During the summer, chimneys are often an afterthought that are not given much consideration. Come winter, the warmth and comfort associated with a nice fireplace is something most homeowners look forward to. However, masonry chimneys are an important component in a home that plays an integral role in maintaining a safe living environment.
One of the most important items that can help increase the life and safety of a masonry chimney is the liner that protects the interior. The interior of an unlined chimney is composed of the same brick that is used on the exterior of the chimney. These chimneys are considered unsafe because the rough interior catches creosote and debris that comes with the smoke as it travels upwards.

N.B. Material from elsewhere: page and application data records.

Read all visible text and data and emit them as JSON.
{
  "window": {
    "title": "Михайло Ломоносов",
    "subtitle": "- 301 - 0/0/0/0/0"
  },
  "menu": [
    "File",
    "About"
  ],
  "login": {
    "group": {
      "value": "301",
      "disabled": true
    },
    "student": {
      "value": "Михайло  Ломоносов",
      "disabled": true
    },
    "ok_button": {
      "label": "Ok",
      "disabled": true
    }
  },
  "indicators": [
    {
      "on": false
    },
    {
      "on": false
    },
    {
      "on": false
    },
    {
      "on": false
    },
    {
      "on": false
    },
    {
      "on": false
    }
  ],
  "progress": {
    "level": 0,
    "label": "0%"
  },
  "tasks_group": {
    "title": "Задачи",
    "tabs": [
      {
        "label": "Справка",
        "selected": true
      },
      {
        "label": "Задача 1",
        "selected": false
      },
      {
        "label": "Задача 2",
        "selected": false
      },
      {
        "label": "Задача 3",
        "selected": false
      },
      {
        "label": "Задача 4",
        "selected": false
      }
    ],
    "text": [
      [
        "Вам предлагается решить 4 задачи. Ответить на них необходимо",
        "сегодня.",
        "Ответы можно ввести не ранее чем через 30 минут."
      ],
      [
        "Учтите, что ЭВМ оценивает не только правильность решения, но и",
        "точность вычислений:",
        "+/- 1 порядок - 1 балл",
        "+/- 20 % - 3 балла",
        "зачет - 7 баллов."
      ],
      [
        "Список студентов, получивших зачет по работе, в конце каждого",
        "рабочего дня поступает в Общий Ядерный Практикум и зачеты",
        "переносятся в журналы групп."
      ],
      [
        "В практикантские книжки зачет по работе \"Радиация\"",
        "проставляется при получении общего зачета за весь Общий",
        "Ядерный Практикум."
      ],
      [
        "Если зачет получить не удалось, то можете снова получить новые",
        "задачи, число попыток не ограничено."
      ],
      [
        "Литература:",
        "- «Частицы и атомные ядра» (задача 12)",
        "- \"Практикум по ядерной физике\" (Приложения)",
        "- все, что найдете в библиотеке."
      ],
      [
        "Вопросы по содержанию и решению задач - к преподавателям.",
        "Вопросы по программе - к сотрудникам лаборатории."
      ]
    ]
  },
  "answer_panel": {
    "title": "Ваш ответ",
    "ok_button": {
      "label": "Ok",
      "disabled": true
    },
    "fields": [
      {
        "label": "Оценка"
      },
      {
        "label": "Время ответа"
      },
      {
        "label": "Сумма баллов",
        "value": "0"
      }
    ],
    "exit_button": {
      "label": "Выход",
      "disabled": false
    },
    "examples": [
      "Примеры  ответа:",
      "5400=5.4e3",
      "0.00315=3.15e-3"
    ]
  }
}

This creosote builds up over time, increasing that likelihood of a chimney fire. Without a chimney liner to protect the chimney’s interior, smoke and carbon monoxide can also enter the home as the mortar between the bricks cracks over time. Additionally, unlined chimneys have draft characteristics that are inferior to chimneys that have liner.
The liner in a chimney serves several functions, such as reducing heat transfer and preventing the deterioration of the masonry. Without a liner, the corrosive byproducts from combustion in the fireplace eats away at the masonry due to its acidity, gradually reducing the strength of the chimney. Liners also reduce the amount of heat that is transferred from the chimney to combustible materials such as the walls that surround the chimney. Preventing this heat transfer is critical in minimizing the chances of a fire starting in the home.
In conclusion, lined chimneys are safer to use because they collect less creosote, help to protect against carbon monoxide infiltration, reduce the amount of heat transferred between materials, and extend the life of the chimney. If you have an unlined chimney in your home, consider having a licensed chimney sweep install a liner.